Dad's desperate dash for birth of tiny 'miracle' twins
Ben Goodall made the birth of Emelia and Elliot with just 15 minutes to spare.
A devoted dad made it to the birth of his twin children - with just 15 minutes to spare.
Royal Navy petty officer Ben Goodall undertook a 430-mile dash from London to Glasgow after his wife ended up having to give birth three months early.
Tiny babies Emelia and Elliot were born at 27 weeks old after their mother, Victoria, went for a 'routine' appointment at Princess Royal Maternity in Glasgow.
The 36-year-old Bishopbriggs mother-to-be had just waved off her husband as he returned to duties in Portsmouth.
"The first sign of something going on was my blood pressure was up and I had what I thought was Braxton hicks," says Victoria.
But while monitoring her, a concerned midwife put Victoria on a CTG monitor to listen to the babies heartbeats and found that one of the twins was having deceleration.
Late dips in the heart rate can be a sign in some cases that the baby isn't getting enough oxygen.
"Soon it became clear that she was in distress and my obstetrician Dr Avril Scott was monitoring the situation closely," says Victoria.
"I was 26 weeks and six days pregnant, so this really was the worst case scenario."
Victoria was given steroids and magnesium, to help the babies' lungs and brains develop, and it was then that she says she realised how "very real" it all was.
"It was awful, I called Ben when he landed and told him what was happening and he had to come back right away," recalls Victoria.
"He hired a car and drove through the night - including a blizzard. That must have been awful for him."
Throughout the night Victoria's midwife, Gillian McLaughlin, refused to leave her side, holding the anxious mother's hand and re-assuring her that Ben would be there soon.
By the morning though, the medical team couldn't wait any longer and they began prepping for an emergency caesarean to get the babies out.
Moments before the operation though, Ben rushed into the room - with just 15 minutes to go.
Victoria and Ben's babies were born - a girl, Emelia, weighing a tiny 930g and a boy, Elliot, weighing 920g.
The couple had not known the sex of the babies until this point. There were two neonatal teams standing by.
"The babies were whisked away immediately and I think that was the worst bit," says Victoria.
"I didn't even get to hold them together until they were three weeks old. But I knew they were getting the best care imaginable."
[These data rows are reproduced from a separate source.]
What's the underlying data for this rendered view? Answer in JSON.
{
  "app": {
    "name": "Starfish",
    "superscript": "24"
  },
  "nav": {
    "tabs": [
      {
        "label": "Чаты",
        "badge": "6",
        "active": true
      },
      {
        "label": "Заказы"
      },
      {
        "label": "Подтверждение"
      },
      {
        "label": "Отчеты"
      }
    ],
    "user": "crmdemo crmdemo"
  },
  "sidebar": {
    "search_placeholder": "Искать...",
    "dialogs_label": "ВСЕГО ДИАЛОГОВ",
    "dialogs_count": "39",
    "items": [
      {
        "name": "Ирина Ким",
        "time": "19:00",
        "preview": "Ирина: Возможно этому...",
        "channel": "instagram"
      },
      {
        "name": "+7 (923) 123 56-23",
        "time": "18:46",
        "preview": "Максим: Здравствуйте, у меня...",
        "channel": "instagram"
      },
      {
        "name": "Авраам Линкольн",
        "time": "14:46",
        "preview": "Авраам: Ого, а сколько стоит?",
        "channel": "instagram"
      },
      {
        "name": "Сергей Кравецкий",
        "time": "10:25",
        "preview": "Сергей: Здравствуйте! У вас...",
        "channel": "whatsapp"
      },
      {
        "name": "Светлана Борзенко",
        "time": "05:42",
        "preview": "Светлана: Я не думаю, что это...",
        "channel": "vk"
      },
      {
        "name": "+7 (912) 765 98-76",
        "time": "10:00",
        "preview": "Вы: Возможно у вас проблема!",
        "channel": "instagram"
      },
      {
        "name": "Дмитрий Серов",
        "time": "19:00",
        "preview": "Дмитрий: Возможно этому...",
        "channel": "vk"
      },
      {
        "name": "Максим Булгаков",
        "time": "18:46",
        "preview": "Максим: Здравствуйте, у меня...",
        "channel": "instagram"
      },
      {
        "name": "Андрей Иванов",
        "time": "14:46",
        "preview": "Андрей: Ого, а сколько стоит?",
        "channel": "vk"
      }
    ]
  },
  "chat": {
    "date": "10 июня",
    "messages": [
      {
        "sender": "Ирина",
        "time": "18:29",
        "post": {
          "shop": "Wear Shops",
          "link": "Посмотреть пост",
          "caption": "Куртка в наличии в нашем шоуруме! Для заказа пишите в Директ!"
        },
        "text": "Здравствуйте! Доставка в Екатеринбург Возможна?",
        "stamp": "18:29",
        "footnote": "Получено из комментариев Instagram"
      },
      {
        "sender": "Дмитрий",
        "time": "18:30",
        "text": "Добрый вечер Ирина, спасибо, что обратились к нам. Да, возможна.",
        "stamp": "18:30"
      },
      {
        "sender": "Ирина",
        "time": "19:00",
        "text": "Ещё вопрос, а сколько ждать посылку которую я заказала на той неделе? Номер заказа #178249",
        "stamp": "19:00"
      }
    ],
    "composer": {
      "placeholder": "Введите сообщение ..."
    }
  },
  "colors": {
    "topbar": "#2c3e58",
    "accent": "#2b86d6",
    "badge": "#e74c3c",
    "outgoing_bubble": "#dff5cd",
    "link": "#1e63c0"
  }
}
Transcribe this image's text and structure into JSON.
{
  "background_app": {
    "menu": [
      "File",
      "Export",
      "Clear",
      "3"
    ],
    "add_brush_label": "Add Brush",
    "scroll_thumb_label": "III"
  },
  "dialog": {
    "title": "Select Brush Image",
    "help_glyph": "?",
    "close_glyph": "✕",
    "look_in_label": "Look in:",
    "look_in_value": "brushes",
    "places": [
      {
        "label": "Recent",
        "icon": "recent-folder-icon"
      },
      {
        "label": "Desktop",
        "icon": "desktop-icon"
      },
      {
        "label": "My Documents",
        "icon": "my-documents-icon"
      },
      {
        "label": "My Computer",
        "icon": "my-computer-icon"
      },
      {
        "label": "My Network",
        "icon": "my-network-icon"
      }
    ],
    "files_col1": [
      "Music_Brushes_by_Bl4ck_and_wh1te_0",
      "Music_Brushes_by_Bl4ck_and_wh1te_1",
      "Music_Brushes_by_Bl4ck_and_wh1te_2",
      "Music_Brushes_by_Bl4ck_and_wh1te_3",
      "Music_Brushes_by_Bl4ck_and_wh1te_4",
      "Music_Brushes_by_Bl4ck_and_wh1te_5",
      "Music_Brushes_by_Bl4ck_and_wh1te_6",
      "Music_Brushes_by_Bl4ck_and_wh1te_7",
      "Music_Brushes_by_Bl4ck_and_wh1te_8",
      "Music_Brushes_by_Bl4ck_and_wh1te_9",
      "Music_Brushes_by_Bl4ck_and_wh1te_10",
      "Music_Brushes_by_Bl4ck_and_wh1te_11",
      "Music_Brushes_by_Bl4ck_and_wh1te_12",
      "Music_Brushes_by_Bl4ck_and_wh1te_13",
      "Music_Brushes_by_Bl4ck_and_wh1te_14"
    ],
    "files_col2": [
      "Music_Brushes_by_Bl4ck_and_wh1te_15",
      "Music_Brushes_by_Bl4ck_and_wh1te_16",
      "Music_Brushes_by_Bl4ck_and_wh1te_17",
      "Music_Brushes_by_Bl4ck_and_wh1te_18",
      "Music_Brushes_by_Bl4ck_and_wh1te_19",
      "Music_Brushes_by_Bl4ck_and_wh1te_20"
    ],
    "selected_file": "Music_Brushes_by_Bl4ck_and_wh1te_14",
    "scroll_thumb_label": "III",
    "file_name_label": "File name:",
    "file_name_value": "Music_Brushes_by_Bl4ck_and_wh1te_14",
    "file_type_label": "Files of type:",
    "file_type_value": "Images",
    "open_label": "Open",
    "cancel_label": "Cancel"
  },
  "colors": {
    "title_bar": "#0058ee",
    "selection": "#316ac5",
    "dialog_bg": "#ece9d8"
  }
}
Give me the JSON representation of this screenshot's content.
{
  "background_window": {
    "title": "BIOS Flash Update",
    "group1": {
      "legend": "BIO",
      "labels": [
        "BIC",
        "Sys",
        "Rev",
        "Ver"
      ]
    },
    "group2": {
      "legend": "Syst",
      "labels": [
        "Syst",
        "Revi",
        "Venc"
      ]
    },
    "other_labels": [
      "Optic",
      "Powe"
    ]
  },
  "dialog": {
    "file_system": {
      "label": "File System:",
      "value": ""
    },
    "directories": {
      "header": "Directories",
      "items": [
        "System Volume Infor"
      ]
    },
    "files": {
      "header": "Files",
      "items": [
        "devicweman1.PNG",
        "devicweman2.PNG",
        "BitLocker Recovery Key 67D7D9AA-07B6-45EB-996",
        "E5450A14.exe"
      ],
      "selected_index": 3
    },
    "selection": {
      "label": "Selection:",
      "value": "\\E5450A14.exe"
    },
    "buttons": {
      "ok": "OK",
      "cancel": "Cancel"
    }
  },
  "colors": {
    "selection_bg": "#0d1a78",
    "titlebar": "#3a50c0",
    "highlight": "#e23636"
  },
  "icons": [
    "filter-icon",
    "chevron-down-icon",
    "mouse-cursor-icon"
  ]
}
For the first few days the twins did well but they soon became poorly with various preterm issues.
They have gone through blood transfusions to fight anaemia, respiratory support, sepsis, head scan monitoring, and little Elliot requiring eye surgery and a hernia repair.
The tiny fighters were in hospital for a total of 107 days, but were finally allowed home on July 5.
The Royal Navy, when they heard about what the twins were going through, gave Ben immediate five months paid, compassionate leave.
"His ship was about to deploy to the Mediterranean just after the twins were born and they realised there was no way he could be away from them," says Victoria.
"They have been incredible and I don't know what we would have done without this support. It was one less thing to worry about.
"We just feel so lucky to be home with the twins. There will still be lots of ongoing care and treatment but we feel so blessed to be where we are now. I can't praise the staff highly enough."